PhD Degree and Curriculum
The degree of Doctor of Philosophy, primarily a research degree, requires from three to four years of graduate study beyond the master's degree. The major area of specialization encompasses courses and research that are closely related, but the courses need not be offered by a single major department. Candidates must demonstrate a capacity for independent research by preparing an original thesis on a topic within the major field of study, must meet the qualifying requirements or examination in the area of specialization, and must pass both preliminary and final examinations.
|CEE 599||Thesis Research (min-max applied toward degree)||32|
|Elective courses (subject to Other Requirements and Conditions below)||32|
|Other Requirements and Conditions may overlap|
|A maximum of 8 hours of CEE 597 (or other independent study) may be applied toward the elective course work requirement; approval required.|
|There is no department-wide foreign language requirement. However, the faculties of some areas of specialization may require foreign language proficiency if essential to the conduct of research in that area.|
|64 graduate hours must be completed in residence.|
|A Masters degree is required for admission to the Ph.D. program.|
|Ph.D. exam and dissertation requirements:|
|Final exam or dissertation defense|
|The minimum program GPA is 2.75.|
Timeline of Requirements
A PhD degree at CEE at Illinois has numerous key milestones, which can generally be grouped into three stages. After the receipt of an M.S. degree (Stage I), the student is considered to be an aspirant to the Ph.D. degree program (continuation of Stage I), but is not officially admitted to the program (Stage II) until the student has satisfied the area qualification procedures. A minimum of 96 hours of credit are required, 64 of which must be in residence.
|Select Research Advisor||End of 1st Semester||End of 2nd Semester|
|Qualifying Exam||2nd Semester||4th Semester|
|Complete Key Coursework
Required for Research
|3rd – 4th Semester||4th – 5th Semester|
|Preliminary Exam||4th - 5th Semester||5th Semester|
|Final Examination||8th Semester||6 Years|
|Thesis Deposit||8th Semester||6 Years|
The first stage is completed when the candidate has received a master’s degree or has earned the equivalent number of credits AND has satisfied the area’s qualification procedures.
A student who has identified a faculty member that agrees to supervise and financially support their doctoral program studies must do two things in order to work toward the civil and environmental engineering Ph.D. degree: (1) formally apply for admission to the doctoral program, and (2) pass the qualification procedures set by their area of specialization. The department encourages students to apply for admission to the doctoral program as soon as possible after completing their M.S., or if the student obtained his or her M.S. degree elsewhere, as soon as possible after arriving at Illinois. Qualification procedures for doctoral candidates vary between areas of specialization. Some areas review student’s academic records and make a decision. Other areas have a written component, an oral component or a combination of both.

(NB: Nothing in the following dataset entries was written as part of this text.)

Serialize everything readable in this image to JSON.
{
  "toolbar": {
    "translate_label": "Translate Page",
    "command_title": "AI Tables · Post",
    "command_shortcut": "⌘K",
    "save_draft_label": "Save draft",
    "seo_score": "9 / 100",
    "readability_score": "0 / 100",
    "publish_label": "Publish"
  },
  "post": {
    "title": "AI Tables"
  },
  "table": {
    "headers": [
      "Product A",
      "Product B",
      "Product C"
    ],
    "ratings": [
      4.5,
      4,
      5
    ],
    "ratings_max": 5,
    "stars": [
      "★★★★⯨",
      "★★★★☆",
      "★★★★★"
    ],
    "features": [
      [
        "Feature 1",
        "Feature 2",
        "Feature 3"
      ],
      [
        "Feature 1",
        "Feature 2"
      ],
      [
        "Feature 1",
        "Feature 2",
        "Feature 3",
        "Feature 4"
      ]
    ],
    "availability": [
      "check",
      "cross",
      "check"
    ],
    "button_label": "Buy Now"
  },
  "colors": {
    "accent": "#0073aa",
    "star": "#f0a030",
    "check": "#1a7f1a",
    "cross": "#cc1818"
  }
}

Please review the CEE Graduate Handbook (2015) for more specific information regarding specific area qualification procedures.

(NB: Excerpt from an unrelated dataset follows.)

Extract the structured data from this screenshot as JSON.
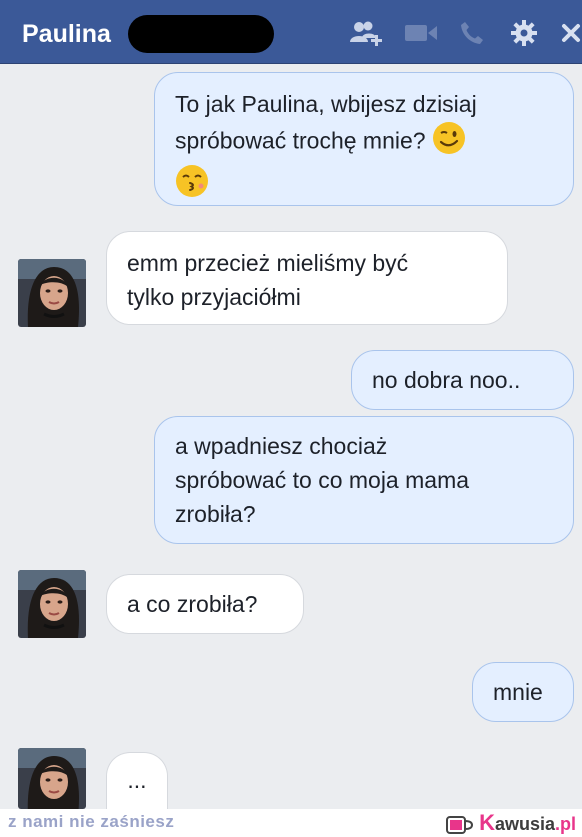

The second stage consists of completion of a minimum of 32 additional hours of graded course
work, beyond the M.S. requirements, fulfillment of departmental requirements, including

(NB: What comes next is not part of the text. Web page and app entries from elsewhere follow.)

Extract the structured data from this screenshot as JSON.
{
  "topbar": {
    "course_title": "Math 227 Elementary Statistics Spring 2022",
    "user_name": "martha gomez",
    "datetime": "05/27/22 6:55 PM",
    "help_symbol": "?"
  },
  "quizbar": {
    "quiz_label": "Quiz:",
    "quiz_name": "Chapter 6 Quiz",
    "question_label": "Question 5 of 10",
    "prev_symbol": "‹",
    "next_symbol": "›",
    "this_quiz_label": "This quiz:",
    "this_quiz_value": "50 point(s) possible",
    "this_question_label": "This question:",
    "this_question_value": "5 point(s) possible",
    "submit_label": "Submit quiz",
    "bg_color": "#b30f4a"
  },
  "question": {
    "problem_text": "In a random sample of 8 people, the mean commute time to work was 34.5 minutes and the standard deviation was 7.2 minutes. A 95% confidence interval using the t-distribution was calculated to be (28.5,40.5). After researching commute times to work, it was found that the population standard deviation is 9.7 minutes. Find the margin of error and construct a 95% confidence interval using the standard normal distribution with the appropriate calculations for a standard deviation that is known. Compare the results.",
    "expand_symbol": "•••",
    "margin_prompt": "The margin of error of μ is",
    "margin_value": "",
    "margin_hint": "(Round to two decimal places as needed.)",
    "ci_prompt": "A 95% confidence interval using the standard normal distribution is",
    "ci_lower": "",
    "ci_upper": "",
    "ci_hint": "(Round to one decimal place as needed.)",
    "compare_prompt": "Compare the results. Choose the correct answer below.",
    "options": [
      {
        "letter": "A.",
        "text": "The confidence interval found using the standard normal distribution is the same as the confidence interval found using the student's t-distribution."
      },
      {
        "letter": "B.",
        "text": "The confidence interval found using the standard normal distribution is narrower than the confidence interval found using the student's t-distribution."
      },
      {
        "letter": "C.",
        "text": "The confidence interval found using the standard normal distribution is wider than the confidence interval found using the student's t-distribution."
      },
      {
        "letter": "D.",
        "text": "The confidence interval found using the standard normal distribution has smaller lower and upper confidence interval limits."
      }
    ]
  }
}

language requirement, if any, and passing the preliminary examination. There may be no
transferring of credits from outside Illinois during this stage.
A candidate for the Ph.D. degree must pass a preliminary examination to test his or her knowledge of the major and minor field of study. All students are required to complete the preliminary exam within 2.5 years of starting the Ph.D. program (post M.S.). Under special circumstances, a student who does not take the preliminary examination within 2.5 years can submit a petition with a plan to take the preliminary examination within 6 months. This petition will need to be approved by the student’s advisor and the director of graduate studies, or the student’s registration will be blocked. If a student does not meet the revised date of an approved extension, their progress will not be considered adequate, and dismissal from the Ph.D. program may be recommended.
The third stage is primarily devoted to research with a minimum of 32 hours of thesis credit by end of stage III, preparation of the dissertation, and the final examination. Courses may be taken during this period as well. There may be no transferring of credits from outside Illinois during this stage.
After the credit requirements for the third stage and the thesis have been completed, the candidate is admitted to the final examination upon recommendation of his or her advisor. Final examinations are oral and public. A student who has failed to maintain high standards of scholarship and research will be refused admission to the final examination. Although the examination is concerned primarily with the research accomplished by the student as described in his or her thesis, it may extend over the candidate’s whole field of study.